DATA TO EXAMINE >>
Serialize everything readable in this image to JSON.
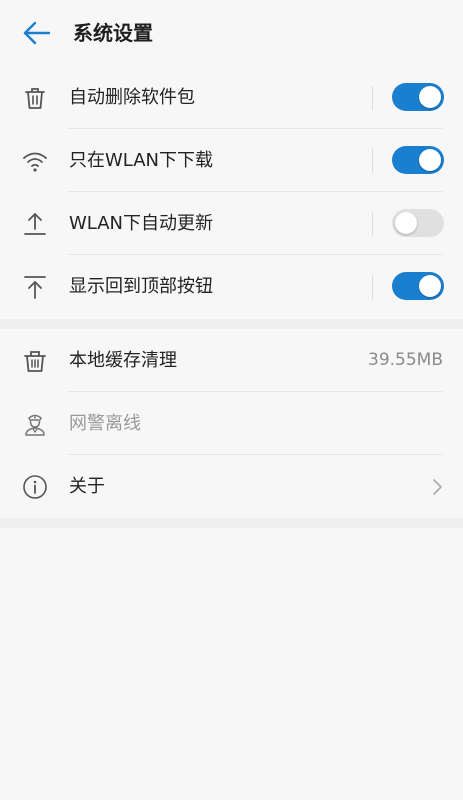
{
  "header": {
    "title": "系统设置",
    "back_icon": "back-arrow-icon"
  },
  "colors": {
    "accent": "#1a7fcf",
    "toggle_off": "#e0e0e0",
    "background": "#f7f7f7"
  },
  "settings": {
    "auto_delete": {
      "label": "自动删除软件包",
      "icon": "trash-icon",
      "enabled": true
    },
    "wlan_only_download": {
      "label": "只在WLAN下下载",
      "icon": "wifi-icon",
      "enabled": true
    },
    "wlan_auto_update": {
      "label": "WLAN下自动更新",
      "icon": "upload-icon",
      "enabled": false
    },
    "show_top_button": {
      "label": "显示回到顶部按钮",
      "icon": "to-top-icon",
      "enabled": true
    }
  },
  "misc": {
    "cache_clean": {
      "label": "本地缓存清理",
      "icon": "trash-icon",
      "value": "39.55MB"
    },
    "police_offline": {
      "label": "网警离线",
      "icon": "police-icon"
    },
    "about": {
      "label": "关于",
      "icon": "info-icon",
      "chevron": "chevron-right-icon"
    }
  }
}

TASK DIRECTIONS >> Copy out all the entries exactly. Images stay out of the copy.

RESPONSE AREA >>
Serialize everything readable in this image to JSON.
{
  "header": {
    "title": "系统设置",
    "back_icon": "back-arrow-icon"
  },
  "colors": {
    "accent": "#1a7fcf",
    "toggle_off": "#e0e0e0",
    "background": "#f7f7f7"
  },
  "settings": {
    "auto_delete": {
      "label": "自动删除软件包",
      "icon": "trash-icon",
      "enabled": true
    },
    "wlan_only_download": {
      "label": "只在WLAN下下载",
      "icon": "wifi-icon",
      "enabled": true
    },
    "wlan_auto_update": {
      "label": "WLAN下自动更新",
      "icon": "upload-icon",
      "enabled": false
    },
    "show_top_button": {
      "label": "显示回到顶部按钮",
      "icon": "to-top-icon",
      "enabled": true
    }
  },
  "misc": {
    "cache_clean": {
      "label": "本地缓存清理",
      "icon": "trash-icon",
      "value": "39.55MB"
    },
    "police_offline": {
      "label": "网警离线",
      "icon": "police-icon"
    },
    "about": {
      "label": "关于",
      "icon": "info-icon",
      "chevron": "chevron-right-icon"
    }
  }
}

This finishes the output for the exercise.